Exercise prompt:
Copy the listing below exactly, but skip the pictures.

Material shown:
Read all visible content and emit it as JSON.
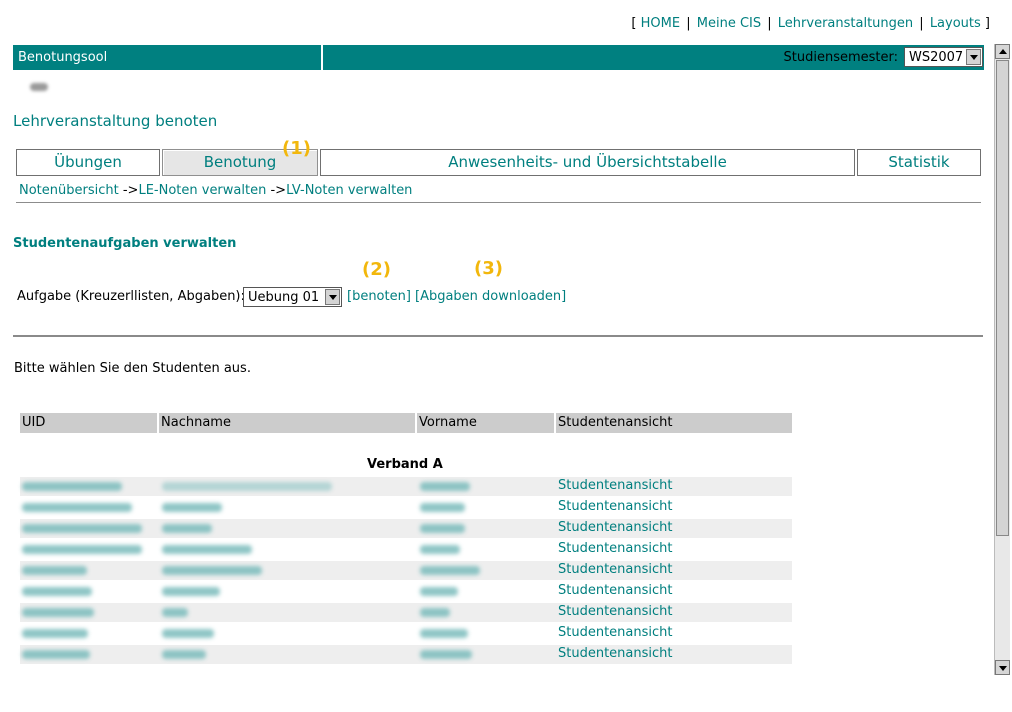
{
  "topnav": {
    "bracket_open": "[",
    "bracket_close": "]",
    "separator": "|",
    "items": [
      "HOME",
      "Meine CIS",
      "Lehrveranstaltungen",
      "Layouts"
    ]
  },
  "header": {
    "app_title": "Benotungsool",
    "semester_label": "Studiensemester:",
    "semester_value": "WS2007"
  },
  "page_title": "Lehrveranstaltung benoten",
  "tabs": [
    {
      "label": "Übungen",
      "active": false
    },
    {
      "label": "Benotung",
      "active": true
    },
    {
      "label": "Anwesenheits- und Übersichtstabelle",
      "active": false
    },
    {
      "label": "Statistik",
      "active": false
    }
  ],
  "callouts": [
    "(1)",
    "(2)",
    "(3)"
  ],
  "breadcrumb": {
    "items": [
      "Notenübersicht",
      "LE-Noten verwalten",
      "LV-Noten verwalten"
    ],
    "arrow": "->"
  },
  "section_title": "Studentenaufgaben verwalten",
  "task": {
    "label": "Aufgabe (Kreuzerllisten, Abgaben):",
    "selected": "Uebung 01",
    "link_grade": "[benoten]",
    "link_download": "[Abgaben downloaden]"
  },
  "instruction": "Bitte wählen Sie den Studenten aus.",
  "table": {
    "headers": [
      "UID",
      "Nachname",
      "Vorname",
      "Studentenansicht"
    ],
    "group": "Verband A",
    "rows_link_text": "Studentenansicht",
    "row_count_visible": 9
  },
  "colors": {
    "teal": "#008080",
    "link": "#007f7f",
    "callout": "#f2b70c",
    "header_gray": "#cccccc"
  }
}
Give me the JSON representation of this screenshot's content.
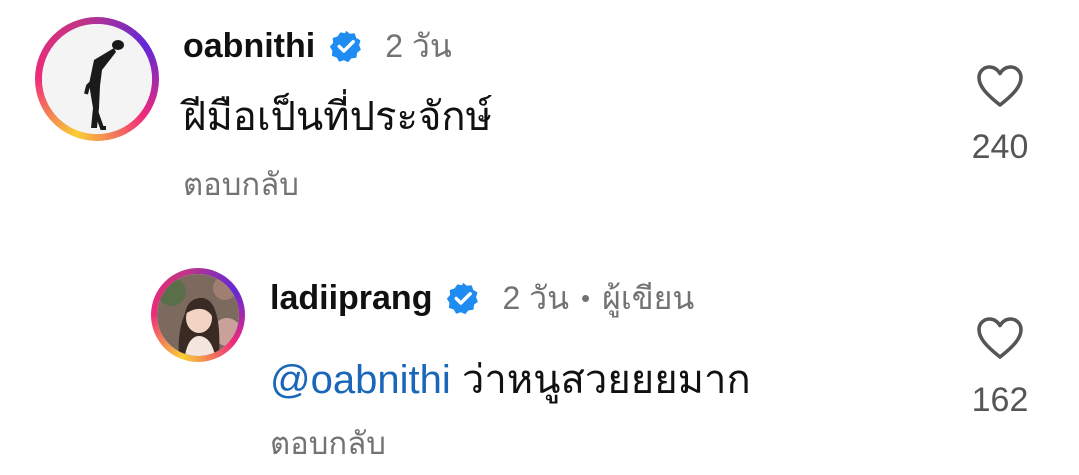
{
  "comments": [
    {
      "username": "oabnithi",
      "time": "2 วัน",
      "text": "ฝีมือเป็นที่ประจักษ์",
      "reply_label": "ตอบกลับ",
      "likes": "240"
    },
    {
      "username": "ladiiprang",
      "time": "2 วัน",
      "separator": "•",
      "author_label": "ผู้เขียน",
      "mention": "@oabnithi",
      "text": "ว่าหนูสวยยยมาก",
      "reply_label": "ตอบกลับ",
      "likes": "162"
    }
  ],
  "colors": {
    "verified": "#1f8cf2",
    "mention": "#1a66b8",
    "muted": "#737373"
  },
  "icons": {
    "verified": "verified-badge-icon",
    "like": "heart-outline-icon"
  }
}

Task output:
Read all visible content and emit it as JSON.
{
  "topnav": {
    "bracket_open": "[",
    "bracket_close": "]",
    "separator": "|",
    "items": [
      "HOME",
      "Meine CIS",
      "Lehrveranstaltungen",
      "Layouts"
    ]
  },
  "header": {
    "app_title": "Benotungsool",
    "semester_label": "Studiensemester:",
    "semester_value": "WS2007"
  },
  "page_title": "Lehrveranstaltung benoten",
  "tabs": [
    {
      "label": "Übungen",
      "active": false
    },
    {
      "label": "Benotung",
      "active": true
    },
    {
      "label": "Anwesenheits- und Übersichtstabelle",
      "active": false
    },
    {
      "label": "Statistik",
      "active": false
    }
  ],
  "callouts": [
    "(1)",
    "(2)",
    "(3)"
  ],
  "breadcrumb": {
    "items": [
      "Notenübersicht",
      "LE-Noten verwalten",
      "LV-Noten verwalten"
    ],
    "arrow": "->"
  },
  "section_title": "Studentenaufgaben verwalten",
  "task": {
    "label": "Aufgabe (Kreuzerllisten, Abgaben):",
    "selected": "Uebung 01",
    "link_grade": "[benoten]",
    "link_download": "[Abgaben downloaden]"
  },
  "instruction": "Bitte wählen Sie den Studenten aus.",
  "table": {
    "headers": [
      "UID",
      "Nachname",
      "Vorname",
      "Studentenansicht"
    ],
    "group": "Verband A",
    "rows_link_text": "Studentenansicht",
    "row_count_visible": 9
  },
  "colors": {
    "teal": "#008080",
    "link": "#007f7f",
    "callout": "#f2b70c",
    "header_gray": "#cccccc"
  }
}
Give me the JSON representation of this screenshot's content.
{
  "comments": [
    {
      "username": "oabnithi",
      "time": "2 วัน",
      "text": "ฝีมือเป็นที่ประจักษ์",
      "reply_label": "ตอบกลับ",
      "likes": "240"
    },
    {
      "username": "ladiiprang",
      "time": "2 วัน",
      "separator": "•",
      "author_label": "ผู้เขียน",
      "mention": "@oabnithi",
      "text": "ว่าหนูสวยยยมาก",
      "reply_label": "ตอบกลับ",
      "likes": "162"
    }
  ],
  "colors": {
    "verified": "#1f8cf2",
    "mention": "#1a66b8",
    "muted": "#737373"
  },
  "icons": {
    "verified": "verified-badge-icon",
    "like": "heart-outline-icon"
  }
}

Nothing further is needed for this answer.